Come! be merry, my dear husband; for the sake of your father's kindred do not be afraid of Dreams." In his Religio Medici Sir Thomas Browne has reflected thus deeply: "I thank God for my happy dreams, as I do for my good rest; for there is a satisfaction in them unto reasonable desires, and such as can be content with a fit of happiness; and surely it is not a melancholy conceit to think we are all asleep in this world, and that the conceits of this life are as mere dreams to those of the next, - as the phantasms of the night to the conceits of the day; there is an equal delusion in both, and the one doth seem to be but the embleme, or picture of the other; we are somewhat more than ourselves in our sleeps, and the slumber of the body seems to be but the waking of the soul. It is the litigation of sense, but the liberty of reason; and our waking conceptions do not match the fancies of our sleeps. We term sleep a death, and yet it is waking that kills us, and destroys those spirits that are the house of life; a death which Adam dyed before his mortality; a death whereby we live a middle, and moderating point between life, and death; in fine, so like death I dare not trust it without my prayers, and a half adieu unto the world, and take my farewell in a colloquy with God. This is the dormative I take to bedward; I need no other Laudanum than this to make me sleep; afterwards I close mine eyes in security, content to take my leave of the Sun, and sleep unto the Resurrec-tion." In similar strain Charles Lamb has written (Popular Fallacies): "It is good to have friends at court; the abstracted media of dreams seem no ill introduction to that spiritual presence upon which in no long time we expect to be thrown; we are trying to know a little of the usages of that colony, - to learn the language, and the faces we shall meet with there, that we may be the less awkward at our first coming among them.

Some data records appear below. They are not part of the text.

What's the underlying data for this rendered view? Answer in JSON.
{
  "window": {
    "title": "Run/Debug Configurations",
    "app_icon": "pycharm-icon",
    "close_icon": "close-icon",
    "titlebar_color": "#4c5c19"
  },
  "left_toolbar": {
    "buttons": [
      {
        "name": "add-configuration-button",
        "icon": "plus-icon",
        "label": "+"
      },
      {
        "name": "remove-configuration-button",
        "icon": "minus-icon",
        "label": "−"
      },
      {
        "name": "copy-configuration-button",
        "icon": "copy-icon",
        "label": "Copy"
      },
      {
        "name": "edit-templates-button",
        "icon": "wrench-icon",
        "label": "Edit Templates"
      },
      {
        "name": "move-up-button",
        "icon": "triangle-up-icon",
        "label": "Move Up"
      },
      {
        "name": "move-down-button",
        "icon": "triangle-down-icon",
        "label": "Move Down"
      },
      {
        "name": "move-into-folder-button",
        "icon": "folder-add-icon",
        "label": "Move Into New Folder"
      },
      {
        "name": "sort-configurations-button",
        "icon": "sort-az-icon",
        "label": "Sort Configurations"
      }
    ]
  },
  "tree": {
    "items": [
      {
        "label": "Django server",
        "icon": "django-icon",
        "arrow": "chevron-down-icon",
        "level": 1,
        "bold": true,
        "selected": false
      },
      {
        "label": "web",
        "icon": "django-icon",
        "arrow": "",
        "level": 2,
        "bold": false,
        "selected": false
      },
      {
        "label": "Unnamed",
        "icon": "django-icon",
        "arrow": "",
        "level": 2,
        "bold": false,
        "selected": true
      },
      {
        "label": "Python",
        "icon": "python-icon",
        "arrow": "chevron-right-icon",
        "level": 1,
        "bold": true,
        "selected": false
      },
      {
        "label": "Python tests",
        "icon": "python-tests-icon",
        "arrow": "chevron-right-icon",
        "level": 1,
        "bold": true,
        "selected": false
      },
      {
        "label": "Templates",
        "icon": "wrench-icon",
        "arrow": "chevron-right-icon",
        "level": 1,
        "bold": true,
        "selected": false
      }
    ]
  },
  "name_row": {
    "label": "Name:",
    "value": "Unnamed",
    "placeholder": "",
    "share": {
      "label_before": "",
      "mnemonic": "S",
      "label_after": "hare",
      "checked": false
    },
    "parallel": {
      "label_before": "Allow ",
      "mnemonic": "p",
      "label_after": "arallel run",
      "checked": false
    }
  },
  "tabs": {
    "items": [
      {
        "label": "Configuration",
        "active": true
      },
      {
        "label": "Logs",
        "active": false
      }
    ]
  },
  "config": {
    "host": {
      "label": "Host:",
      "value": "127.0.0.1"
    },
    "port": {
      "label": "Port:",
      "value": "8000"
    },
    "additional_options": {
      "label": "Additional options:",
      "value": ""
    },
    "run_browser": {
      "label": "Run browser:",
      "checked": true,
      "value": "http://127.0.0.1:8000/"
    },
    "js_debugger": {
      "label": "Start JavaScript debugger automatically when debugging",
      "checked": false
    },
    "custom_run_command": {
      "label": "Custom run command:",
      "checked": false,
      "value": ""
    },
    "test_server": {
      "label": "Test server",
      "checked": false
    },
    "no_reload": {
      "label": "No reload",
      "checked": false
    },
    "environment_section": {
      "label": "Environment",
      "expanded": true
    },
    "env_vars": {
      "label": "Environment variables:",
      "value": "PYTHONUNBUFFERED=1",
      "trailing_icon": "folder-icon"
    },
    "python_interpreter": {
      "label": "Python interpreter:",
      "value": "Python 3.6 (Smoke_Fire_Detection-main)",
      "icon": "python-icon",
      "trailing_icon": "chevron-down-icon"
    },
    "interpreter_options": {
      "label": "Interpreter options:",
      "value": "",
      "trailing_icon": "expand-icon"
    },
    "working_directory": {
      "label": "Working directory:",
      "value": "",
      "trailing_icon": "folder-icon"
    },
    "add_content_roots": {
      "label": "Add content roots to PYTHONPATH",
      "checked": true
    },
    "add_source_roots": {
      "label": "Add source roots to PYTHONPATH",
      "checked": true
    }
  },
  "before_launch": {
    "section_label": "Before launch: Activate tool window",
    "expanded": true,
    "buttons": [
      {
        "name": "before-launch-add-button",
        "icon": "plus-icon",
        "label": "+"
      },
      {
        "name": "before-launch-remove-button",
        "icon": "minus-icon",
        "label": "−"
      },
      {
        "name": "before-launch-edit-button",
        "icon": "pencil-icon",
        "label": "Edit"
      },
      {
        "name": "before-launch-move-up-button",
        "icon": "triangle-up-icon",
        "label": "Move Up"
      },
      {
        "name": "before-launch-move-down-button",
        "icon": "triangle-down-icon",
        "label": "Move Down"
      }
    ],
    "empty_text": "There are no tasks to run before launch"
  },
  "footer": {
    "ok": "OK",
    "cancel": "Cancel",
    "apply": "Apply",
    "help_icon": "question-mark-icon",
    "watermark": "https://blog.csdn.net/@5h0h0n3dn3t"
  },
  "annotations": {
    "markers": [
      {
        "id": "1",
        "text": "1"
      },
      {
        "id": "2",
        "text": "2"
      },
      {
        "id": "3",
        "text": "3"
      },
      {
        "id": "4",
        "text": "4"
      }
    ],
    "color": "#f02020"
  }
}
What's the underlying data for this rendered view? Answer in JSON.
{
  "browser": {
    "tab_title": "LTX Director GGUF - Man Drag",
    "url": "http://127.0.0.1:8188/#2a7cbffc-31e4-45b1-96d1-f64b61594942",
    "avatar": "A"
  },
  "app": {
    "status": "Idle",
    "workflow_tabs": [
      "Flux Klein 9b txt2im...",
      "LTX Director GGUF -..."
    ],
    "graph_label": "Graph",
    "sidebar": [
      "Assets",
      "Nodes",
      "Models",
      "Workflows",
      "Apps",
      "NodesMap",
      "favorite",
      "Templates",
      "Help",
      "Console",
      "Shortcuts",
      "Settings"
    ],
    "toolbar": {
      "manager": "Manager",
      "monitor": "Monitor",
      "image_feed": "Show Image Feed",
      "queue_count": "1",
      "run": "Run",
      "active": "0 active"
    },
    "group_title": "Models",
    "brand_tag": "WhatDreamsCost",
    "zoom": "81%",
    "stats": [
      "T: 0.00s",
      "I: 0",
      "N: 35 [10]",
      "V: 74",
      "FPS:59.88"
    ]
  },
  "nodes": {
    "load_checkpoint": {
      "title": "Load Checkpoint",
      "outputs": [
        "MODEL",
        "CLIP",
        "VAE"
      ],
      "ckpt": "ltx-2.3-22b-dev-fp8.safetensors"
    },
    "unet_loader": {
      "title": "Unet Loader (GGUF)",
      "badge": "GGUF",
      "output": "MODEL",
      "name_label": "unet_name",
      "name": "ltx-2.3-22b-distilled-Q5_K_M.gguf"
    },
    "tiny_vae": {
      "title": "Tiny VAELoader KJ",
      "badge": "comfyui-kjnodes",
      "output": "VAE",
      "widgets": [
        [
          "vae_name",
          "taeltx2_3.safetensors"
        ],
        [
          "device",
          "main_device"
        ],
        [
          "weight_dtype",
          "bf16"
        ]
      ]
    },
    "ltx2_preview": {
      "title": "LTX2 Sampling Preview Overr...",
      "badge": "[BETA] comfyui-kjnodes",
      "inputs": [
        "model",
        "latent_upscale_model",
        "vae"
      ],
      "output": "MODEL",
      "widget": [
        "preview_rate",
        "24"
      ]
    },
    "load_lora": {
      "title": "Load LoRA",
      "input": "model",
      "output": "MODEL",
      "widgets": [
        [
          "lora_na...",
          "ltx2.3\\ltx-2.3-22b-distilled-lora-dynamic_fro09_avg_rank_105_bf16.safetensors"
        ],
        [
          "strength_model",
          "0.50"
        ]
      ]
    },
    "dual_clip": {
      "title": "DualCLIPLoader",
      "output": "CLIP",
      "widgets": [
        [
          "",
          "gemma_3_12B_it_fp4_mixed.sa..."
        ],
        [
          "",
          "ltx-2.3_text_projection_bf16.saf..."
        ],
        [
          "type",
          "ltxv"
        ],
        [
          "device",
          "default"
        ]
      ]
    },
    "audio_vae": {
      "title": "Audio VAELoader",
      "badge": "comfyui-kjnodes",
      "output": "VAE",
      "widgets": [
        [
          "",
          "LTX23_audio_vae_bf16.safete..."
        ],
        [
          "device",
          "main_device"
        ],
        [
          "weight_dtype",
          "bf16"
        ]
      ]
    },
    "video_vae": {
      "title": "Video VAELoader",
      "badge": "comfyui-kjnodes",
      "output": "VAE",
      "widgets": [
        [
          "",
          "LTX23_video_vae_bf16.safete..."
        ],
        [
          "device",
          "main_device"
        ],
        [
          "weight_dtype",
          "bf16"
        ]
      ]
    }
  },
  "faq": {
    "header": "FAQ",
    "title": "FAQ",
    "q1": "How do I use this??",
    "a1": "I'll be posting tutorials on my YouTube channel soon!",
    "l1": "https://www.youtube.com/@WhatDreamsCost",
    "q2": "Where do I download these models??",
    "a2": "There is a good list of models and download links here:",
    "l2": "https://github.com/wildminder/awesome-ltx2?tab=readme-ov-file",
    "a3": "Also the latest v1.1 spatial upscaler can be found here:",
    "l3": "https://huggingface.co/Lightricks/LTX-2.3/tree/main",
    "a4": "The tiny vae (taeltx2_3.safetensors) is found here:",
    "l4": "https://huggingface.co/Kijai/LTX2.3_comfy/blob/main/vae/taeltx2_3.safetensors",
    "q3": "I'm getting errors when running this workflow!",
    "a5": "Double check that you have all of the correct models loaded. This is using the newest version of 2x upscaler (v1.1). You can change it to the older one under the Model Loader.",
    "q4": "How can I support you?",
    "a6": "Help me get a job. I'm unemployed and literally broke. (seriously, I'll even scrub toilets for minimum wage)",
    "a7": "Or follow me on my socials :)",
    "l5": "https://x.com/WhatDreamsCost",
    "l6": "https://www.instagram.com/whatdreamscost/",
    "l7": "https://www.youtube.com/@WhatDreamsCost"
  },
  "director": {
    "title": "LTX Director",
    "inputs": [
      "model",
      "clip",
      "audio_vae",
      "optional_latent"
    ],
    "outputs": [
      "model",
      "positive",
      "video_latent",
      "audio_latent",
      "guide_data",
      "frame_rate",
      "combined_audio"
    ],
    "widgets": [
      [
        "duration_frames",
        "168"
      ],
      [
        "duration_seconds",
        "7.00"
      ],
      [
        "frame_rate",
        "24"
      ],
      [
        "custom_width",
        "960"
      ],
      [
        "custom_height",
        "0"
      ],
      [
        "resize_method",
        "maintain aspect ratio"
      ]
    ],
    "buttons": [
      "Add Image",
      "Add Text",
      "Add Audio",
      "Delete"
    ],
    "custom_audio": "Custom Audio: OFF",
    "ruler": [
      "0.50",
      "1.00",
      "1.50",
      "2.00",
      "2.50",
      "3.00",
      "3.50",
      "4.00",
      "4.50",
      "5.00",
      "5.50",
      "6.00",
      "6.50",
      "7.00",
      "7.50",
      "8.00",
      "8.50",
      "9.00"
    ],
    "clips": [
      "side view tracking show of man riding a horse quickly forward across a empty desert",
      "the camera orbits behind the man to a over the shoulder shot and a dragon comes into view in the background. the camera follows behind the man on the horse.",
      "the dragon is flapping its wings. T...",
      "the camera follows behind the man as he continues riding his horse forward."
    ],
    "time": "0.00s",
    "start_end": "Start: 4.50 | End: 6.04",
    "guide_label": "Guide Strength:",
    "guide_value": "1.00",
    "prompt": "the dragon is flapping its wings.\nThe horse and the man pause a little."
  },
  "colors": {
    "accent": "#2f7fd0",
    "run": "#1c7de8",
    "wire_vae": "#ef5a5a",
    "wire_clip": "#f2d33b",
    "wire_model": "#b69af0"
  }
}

We willingly call a phantom our fellow, as knowing we shall soon be of their dark companionship. Therefore we cherish dreams." "A word of admonition," wrote Robert L. Stevenson, "is never out of place against working the young brain beyond its powers, or its endurance. We have all at our bedsides the box of the merchant Abudah, and, thank God! securely enough shut; but when a young man sacrifices sleep to labour let him have a care! he is tampering rashly with the lock." "Abudah" (in the Tales of the Genii, 1765) "is a wealthy merchant of Bagdad who sets out in quest of a talisman, which he is driven to seek by a little old hag who escapes from a chest, and haunts him every night, making his life sleepless, and wretched. He finds at last that the talisman which will free him from this hag (conscience) is ' to fear God, and keep His commandments.' "

On the other hand, it is contended by some competent authorities that too much sleep deadens the senses, and weakens the vitality; in favour of which view striking examples may be given of persons distinguished for energy of mind, and body, who have allowed themselves but little sleep throughout a long, and active career. Napoleon managed his greatest campaign whilst sleeping for only four, or five hours a night. Brunei, the famous engineer, worked for twenty hours a day, and rarely went to bed; he slept for two, or three hours in his arm-chair, and was ready at early dawn for the work of the day; he is said to have never seemed tired, or out of spirits. Humboldt is recorded as saying: "As I get old I want more sleep, - four hours at least. When I was young two hours were quite enough for me".

He died at the age of eighty years. Littre, the great French philologist, spent nearly twenty years in compiling his Dictionary; and during all that time he never stopped work until three o'clock in the morning, and was at it again before eight o'clock a.m. He lived to be eighty. It was John Wesley's dictum that "six hours should be allowed for sleep to a man, seven to a woman, and eight to a fool".